Another basic that needs revisiting is reminding the US about its initial objective, to leave Afghanistan as soon as the Al-Qaeda was hauled up to justice and the Taliban government was replaced. Fifteen years down the road, with terrorism multiplied in geometric proportions, the US is nowhere close to retreat. Can we find out if the US wants to leave Afghanistan or desires to stay in the cockpit? It should not be an issue sitting with the Taliban, if the US still wants to leave Afghanistan. Of what use is the legitimacy of a government, if it cannot enforce law and order. In any case, there are not many takers of the legitimacy of the Afghan government in the international world, leave alone in Afghanistan, because of the US presence. The Tashkent conference echoed Afghan-led and Afghan-owned solution to the Afghan war. Fair enough, but the question arises, when the US is spending $ 45 billion on the war in Afghanistan only in 2018, more than twice Afghanistan’s estimated GDP of $ 19.5 billion, who owns the handle on the war. In what sense, can the decisions about the war be Afghan-led and Afghan-owned. There is so much suspicion about the US intention in Afghanistan that every effort of the US is seen building up behind some sort of smokescreen to manage its position in South Asia. Will Russia let the US manage things as it wants? Especially when Russia has asserted its position as another world leader in the matrix of this complex political and economic warfare raging from Syria to Afghanistan.

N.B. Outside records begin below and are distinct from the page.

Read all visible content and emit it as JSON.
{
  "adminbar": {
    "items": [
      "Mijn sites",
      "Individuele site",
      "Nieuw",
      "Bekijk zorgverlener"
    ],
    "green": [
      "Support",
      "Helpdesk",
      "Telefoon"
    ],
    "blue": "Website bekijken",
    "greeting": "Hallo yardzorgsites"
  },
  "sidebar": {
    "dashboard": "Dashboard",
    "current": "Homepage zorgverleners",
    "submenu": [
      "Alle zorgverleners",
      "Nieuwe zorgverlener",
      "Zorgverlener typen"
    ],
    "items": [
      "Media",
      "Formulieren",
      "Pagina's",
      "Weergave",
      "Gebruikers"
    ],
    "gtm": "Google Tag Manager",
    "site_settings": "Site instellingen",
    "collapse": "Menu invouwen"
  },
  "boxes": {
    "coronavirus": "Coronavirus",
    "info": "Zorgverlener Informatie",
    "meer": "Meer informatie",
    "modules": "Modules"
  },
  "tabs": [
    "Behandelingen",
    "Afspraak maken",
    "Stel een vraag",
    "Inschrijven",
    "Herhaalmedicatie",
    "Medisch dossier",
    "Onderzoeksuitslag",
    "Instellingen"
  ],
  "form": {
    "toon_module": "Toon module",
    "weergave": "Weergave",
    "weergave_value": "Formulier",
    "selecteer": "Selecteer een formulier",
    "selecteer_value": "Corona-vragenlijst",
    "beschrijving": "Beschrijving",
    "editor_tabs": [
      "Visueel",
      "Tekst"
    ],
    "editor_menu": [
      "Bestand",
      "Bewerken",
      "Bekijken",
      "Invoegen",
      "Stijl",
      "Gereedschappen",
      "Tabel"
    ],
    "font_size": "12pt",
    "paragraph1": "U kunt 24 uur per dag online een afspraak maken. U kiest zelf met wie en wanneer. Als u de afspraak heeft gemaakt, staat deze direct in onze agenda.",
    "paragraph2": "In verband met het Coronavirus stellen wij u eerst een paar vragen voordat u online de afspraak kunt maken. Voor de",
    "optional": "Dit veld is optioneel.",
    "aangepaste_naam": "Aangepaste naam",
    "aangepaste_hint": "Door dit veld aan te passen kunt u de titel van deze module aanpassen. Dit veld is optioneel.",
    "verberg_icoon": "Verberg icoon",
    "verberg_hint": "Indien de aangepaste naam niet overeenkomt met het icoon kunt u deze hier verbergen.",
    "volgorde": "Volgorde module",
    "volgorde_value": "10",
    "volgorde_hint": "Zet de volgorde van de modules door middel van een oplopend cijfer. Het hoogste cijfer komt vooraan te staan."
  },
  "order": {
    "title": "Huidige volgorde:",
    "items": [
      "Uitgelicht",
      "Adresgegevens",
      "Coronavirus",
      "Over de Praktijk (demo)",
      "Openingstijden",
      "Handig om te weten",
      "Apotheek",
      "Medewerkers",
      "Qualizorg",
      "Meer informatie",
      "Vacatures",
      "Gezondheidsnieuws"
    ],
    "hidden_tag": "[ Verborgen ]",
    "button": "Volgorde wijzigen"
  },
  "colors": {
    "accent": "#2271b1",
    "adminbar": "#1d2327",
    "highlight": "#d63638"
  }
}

Afghanistan, after Syria, may as well be the place where Russia would like to cut US to its size. The Russian chapter in the western political book could be rife with suspicion, but between the lines of the text the message is loud and clear; that, in the Asian peninsula, US is not the only contender of power. Russia is on the lead, and would not allow the US take hold of the Indian Ocean to undermine China’s Belt and Road initiative, and to bridle Russian interest. It is the Indian Ocean that would define the power to be in the world and consequently Afghanistan’s fate. Until this game of power is on, the Tashkent Declaration about Afghan peace process would just be another skeleton to be buried in the graveyard of proxies that Afghanistan has become.

 

The writer is a freelance journalist based in Lahore.

durdananajam1@gmail.com